U.S. Classification2/69, 2/115, 482/105, 2/79
International ClassificationA63B21/055, A41D13/00
Cooperative ClassificationA63B21/4021, A63B21/4025, A63B21/4019, A63B21/4011, A63B21/00185, A41D13/0015, A63B21/4017, A63B21/4043, A63B21/0552
European ClassificationA63B21/00U, A63B21/14A8H, A63B21/14A7, A63B21/14D2, A63B21/14A8W, A63B21/14A8, A63B21/14M2, A63B21/055D, A41D13/00R
Legal Events
DateCodeEventDescription
Mar 21, 2000CCCertificate of correction
Nov 6, 2001REMIMaintenance fee reminder mailed
Apr 12, 2002FPAYFee payment
Year of fee payment: 4
Apr 12, 2002SULPSurcharge for late payment
Jun 11, 2002FPExpired due to failure to pay maintenance fee
Effective date: 20020414
Nov 2, 2005REMIMaintenance fee reminder mailed
Apr 14, 2006LAPSLapse for failure to pay maintenance fees
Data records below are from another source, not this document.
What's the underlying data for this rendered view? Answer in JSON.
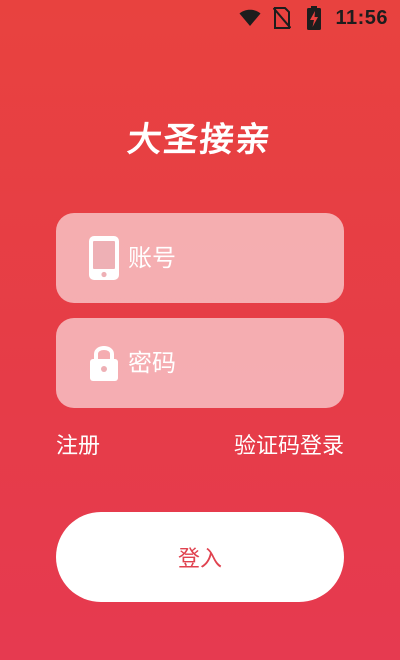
{
  "status_bar": {
    "time": "11:56",
    "icons": [
      "wifi-icon",
      "no-sim-icon",
      "battery-charging-icon"
    ]
  },
  "app": {
    "title": "大圣接亲"
  },
  "form": {
    "account_placeholder": "账号",
    "account_value": "",
    "account_icon": "phone-icon",
    "password_placeholder": "密码",
    "password_value": "",
    "password_icon": "lock-icon"
  },
  "links": {
    "register": "注册",
    "sms_login": "验证码登录"
  },
  "actions": {
    "login_label": "登入"
  },
  "colors": {
    "background": "#e8423f",
    "button_text": "#e0424f"
  }
}
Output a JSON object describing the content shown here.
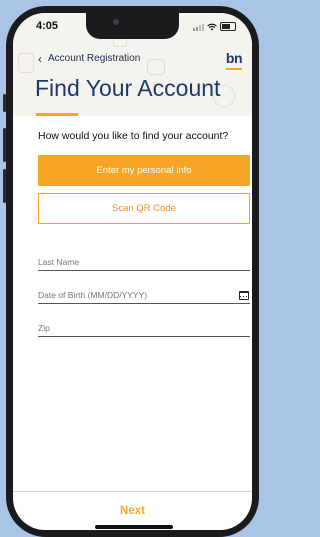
{
  "status_bar": {
    "time": "4:05"
  },
  "header": {
    "back_label": "Account Registration",
    "logo": "bn",
    "title": "Find Your Account"
  },
  "progress": {
    "steps": 5,
    "active_step": 1
  },
  "form": {
    "question": "How would you like to find your account?",
    "option_personal_info": "Enter my personal info",
    "option_qr": "Scan QR Code",
    "last_name_placeholder": "Last Name",
    "dob_placeholder": "Date of Birth (MM/DD/YYYY)",
    "zip_placeholder": "Zip"
  },
  "footer": {
    "next_label": "Next"
  },
  "colors": {
    "accent": "#f6a524",
    "brand": "#1f3a6a"
  },
  "icons": {
    "back": "chevron-left-icon",
    "calendar": "calendar-icon"
  }
}
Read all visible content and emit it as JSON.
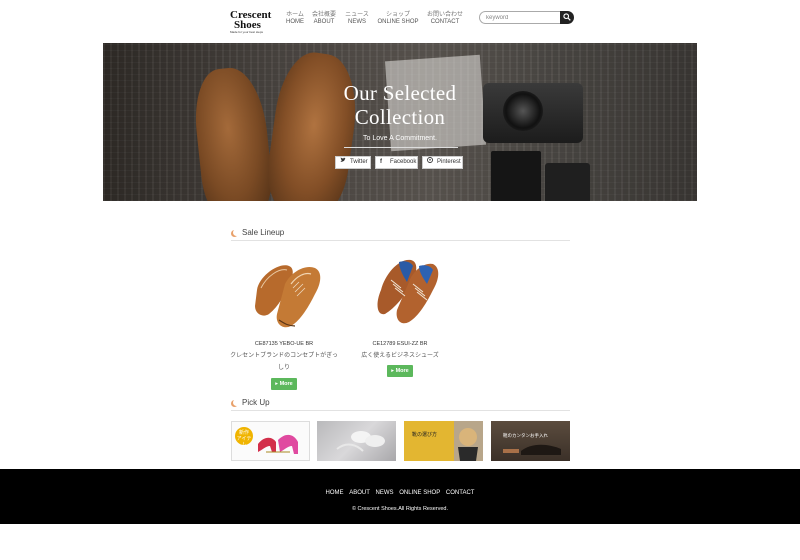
{
  "brand": {
    "name_line1": "Crescent",
    "name_line2": "Shoes",
    "tagline": "Made for your best steps"
  },
  "nav": [
    {
      "jp": "ホーム",
      "en": "HOME"
    },
    {
      "jp": "会社概要",
      "en": "ABOUT"
    },
    {
      "jp": "ニュース",
      "en": "NEWS"
    },
    {
      "jp": "ショップ",
      "en": "ONLINE SHOP"
    },
    {
      "jp": "お問い合わせ",
      "en": "CONTACT"
    }
  ],
  "search": {
    "placeholder": "keyword"
  },
  "hero": {
    "title_line1": "Our Selected",
    "title_line2": "Collection",
    "subtitle": "To Love A Commitment.",
    "share": [
      {
        "icon": "twitter-icon",
        "label": "Twitter"
      },
      {
        "icon": "facebook-icon",
        "label": "Facebook"
      },
      {
        "icon": "pinterest-icon",
        "label": "Pinterest"
      }
    ]
  },
  "sale": {
    "heading": "Sale Lineup",
    "products": [
      {
        "code": "CE87135 YEBO-UE BR",
        "desc_line1": "クレセントブランドのコンセプトがぎっ",
        "desc_line2": "しり",
        "more": "More"
      },
      {
        "code": "CE12789 ESUI-ZZ BR",
        "desc_line1": "広く使えるビジネスシューズ",
        "more": "More"
      }
    ]
  },
  "pickup": {
    "heading": "Pick Up",
    "banners": [
      {
        "badge": "新作\nアイテム"
      },
      {},
      {
        "text": "靴の選び方"
      },
      {
        "text": "靴のカンタンお手入れ"
      }
    ]
  },
  "footer": {
    "links": [
      "HOME",
      "ABOUT",
      "NEWS",
      "ONLINE SHOP",
      "CONTACT"
    ],
    "copyright": "© Crescent Shoes.All Rights Reserved."
  },
  "colors": {
    "more_button": "#5cb85c",
    "footer_bg": "#000000",
    "accent_moon": "#e8a06a"
  }
}
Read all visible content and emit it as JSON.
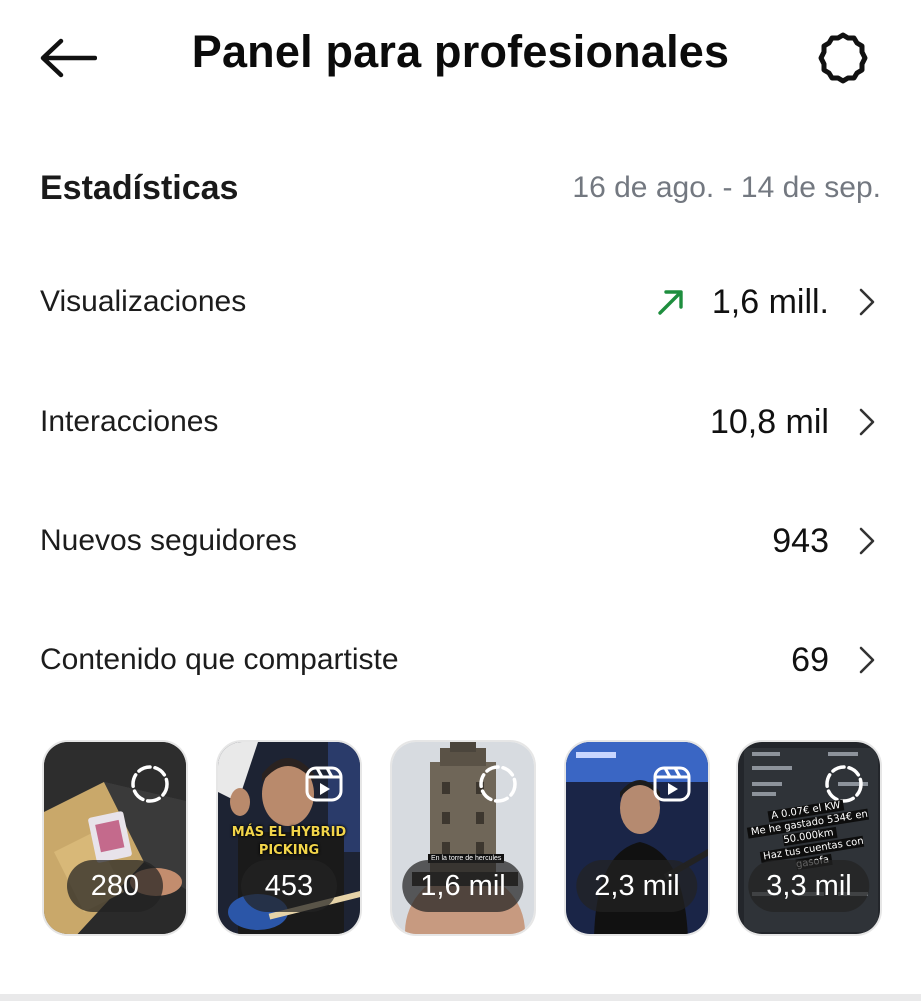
{
  "header": {
    "title": "Panel para profesionales",
    "back_icon": "arrow-left-icon",
    "settings_icon": "gear-icon"
  },
  "stats": {
    "title": "Estadísticas",
    "date_range": "16 de ago. - 14 de sep."
  },
  "metrics": [
    {
      "label": "Visualizaciones",
      "value": "1,6 mill.",
      "trend": "up",
      "trend_color": "#1e8e3e"
    },
    {
      "label": "Interacciones",
      "value": "10,8 mil"
    },
    {
      "label": "Nuevos seguidores",
      "value": "943"
    },
    {
      "label": "Contenido que compartiste",
      "value": "69"
    }
  ],
  "thumbnails": [
    {
      "count": "280",
      "type": "story",
      "type_icon": "story-ring-icon"
    },
    {
      "count": "453",
      "type": "reel",
      "type_icon": "reels-icon",
      "overlay_text_1": "MÁS EL HYBRID",
      "overlay_text_2": "PICKING"
    },
    {
      "count": "1,6 mil",
      "type": "story",
      "type_icon": "story-ring-icon",
      "caption": "En la torre de hercules"
    },
    {
      "count": "2,3 mil",
      "type": "reel",
      "type_icon": "reels-icon"
    },
    {
      "count": "3,3 mil",
      "type": "story",
      "type_icon": "story-ring-icon",
      "caption_1": "A 0.07€ el KW",
      "caption_2": "Me he gastado 534€ en 50.000km",
      "caption_3": "Haz tus cuentas con gasofa"
    }
  ],
  "colors": {
    "accent_trend": "#1e8e3e",
    "muted_text": "#737880",
    "pill_bg": "rgba(35,35,35,0.72)"
  }
}
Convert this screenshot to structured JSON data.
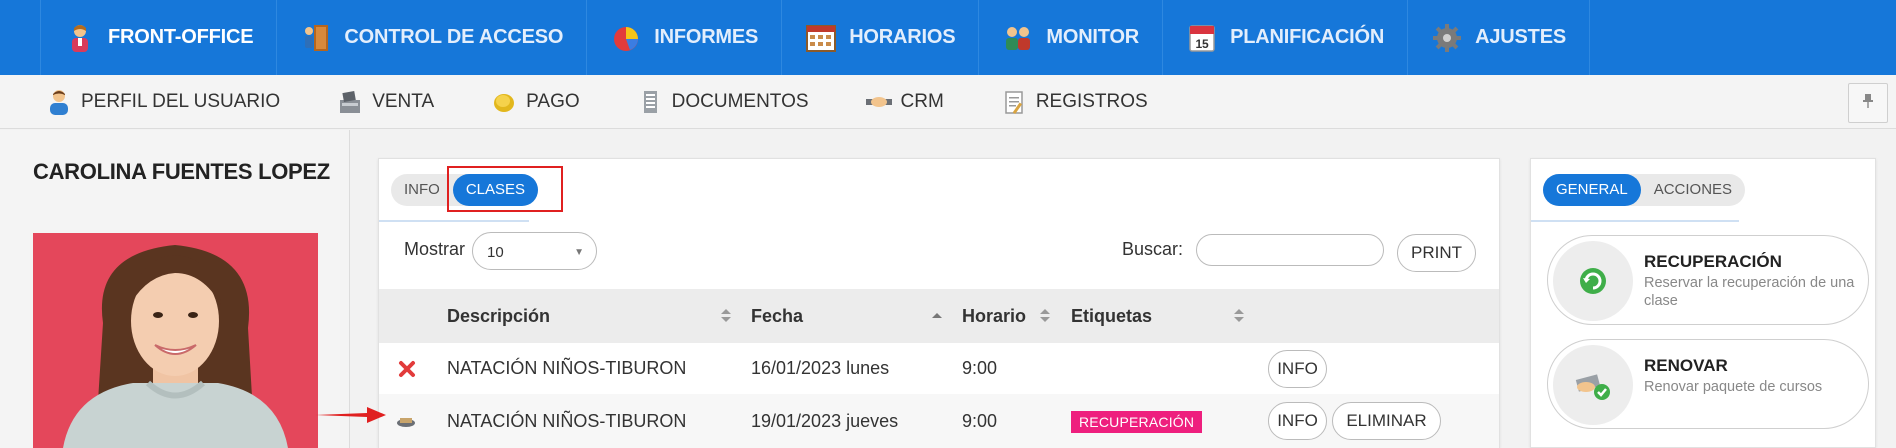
{
  "top_nav": {
    "items": [
      {
        "label": "FRONT-OFFICE",
        "icon": "receptionist-icon",
        "active": true
      },
      {
        "label": "CONTROL DE ACCESO",
        "icon": "door-access-icon",
        "active": false
      },
      {
        "label": "INFORMES",
        "icon": "pie-chart-icon",
        "active": false
      },
      {
        "label": "HORARIOS",
        "icon": "calendar-grid-icon",
        "active": false
      },
      {
        "label": "MONITOR",
        "icon": "users-monitor-icon",
        "active": false
      },
      {
        "label": "PLANIFICACIÓN",
        "icon": "calendar-15-icon",
        "active": false
      },
      {
        "label": "AJUSTES",
        "icon": "gear-icon",
        "active": false
      }
    ],
    "calendar_day": "15"
  },
  "sub_nav": {
    "items": [
      {
        "label": "PERFIL DEL USUARIO",
        "icon": "user-profile-icon"
      },
      {
        "label": "VENTA",
        "icon": "cash-register-icon"
      },
      {
        "label": "PAGO",
        "icon": "coin-icon"
      },
      {
        "label": "DOCUMENTOS",
        "icon": "documents-icon"
      },
      {
        "label": "CRM",
        "icon": "handshake-icon"
      },
      {
        "label": "REGISTROS",
        "icon": "notepad-icon"
      }
    ],
    "pin_icon": "pin-icon"
  },
  "profile": {
    "name": "CAROLINA FUENTES LOPEZ",
    "photo_bg": "#e4475b"
  },
  "center": {
    "tabs": [
      {
        "label": "INFO",
        "active": false
      },
      {
        "label": "CLASES",
        "active": true
      }
    ],
    "show_label": "Mostrar",
    "page_size": "10",
    "search_label": "Buscar:",
    "search_value": "",
    "print_label": "PRINT",
    "columns": [
      "Descripción",
      "Fecha",
      "Horario",
      "Etiquetas"
    ],
    "rows": [
      {
        "status_icon": "close-x-icon",
        "description": "NATACIÓN NIÑOS-TIBURON",
        "date": "16/01/2023 lunes",
        "time": "9:00",
        "tag": "",
        "actions": [
          "INFO"
        ]
      },
      {
        "status_icon": "recovery-ticket-icon",
        "description": "NATACIÓN NIÑOS-TIBURON",
        "date": "19/01/2023 jueves",
        "time": "9:00",
        "tag": "RECUPERACIÓN",
        "actions": [
          "INFO",
          "ELIMINAR"
        ]
      }
    ],
    "tag_color": "#ee1f7e"
  },
  "right": {
    "tabs": [
      {
        "label": "GENERAL",
        "active": true
      },
      {
        "label": "ACCIONES",
        "active": false
      }
    ],
    "actions": [
      {
        "title": "RECUPERACIÓN",
        "description": "Reservar la recuperación de una clase",
        "icon": "recycle-icon"
      },
      {
        "title": "RENOVAR",
        "description": "Renovar paquete de cursos",
        "icon": "renew-ticket-icon"
      }
    ]
  },
  "colors": {
    "primary": "#1677d9",
    "highlight": "#e02020",
    "badge": "#ee1f7e"
  }
}
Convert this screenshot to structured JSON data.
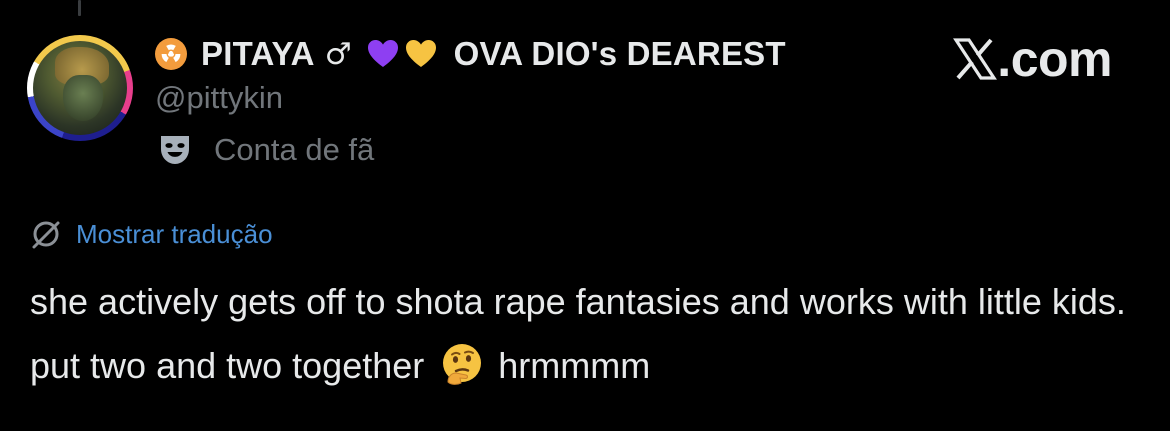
{
  "author": {
    "display_name_part1": "PITAYA",
    "male_symbol": "♂",
    "display_name_part2": "OVA DIO's DEAREST",
    "handle": "@pittykin",
    "account_label": "Conta de fã"
  },
  "brand": {
    "label": ".com"
  },
  "tweet": {
    "translate_link": "Mostrar tradução",
    "text_part1": "she actively gets off to shota rape fantasies and works with little kids. put two and two together",
    "text_part2": "hrmmmm"
  },
  "icons": {
    "radioactive": "radioactive-icon",
    "purple_heart": "purple-heart-icon",
    "yellow_heart": "yellow-heart-icon",
    "x_logo": "x-logo-icon",
    "mask": "theater-mask-icon",
    "translate": "translate-globe-icon",
    "thinking": "thinking-face-icon"
  },
  "colors": {
    "background": "#000000",
    "text": "#e7e9ea",
    "secondary": "#71767b",
    "link": "#4a8fd6",
    "radioactive_bg": "#f39c3d",
    "purple_heart": "#8e3ff2",
    "yellow_heart": "#f6c342"
  }
}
Jun 13, 2006FPExpired due to failure to pay maintenance fee
Effective date: 20060414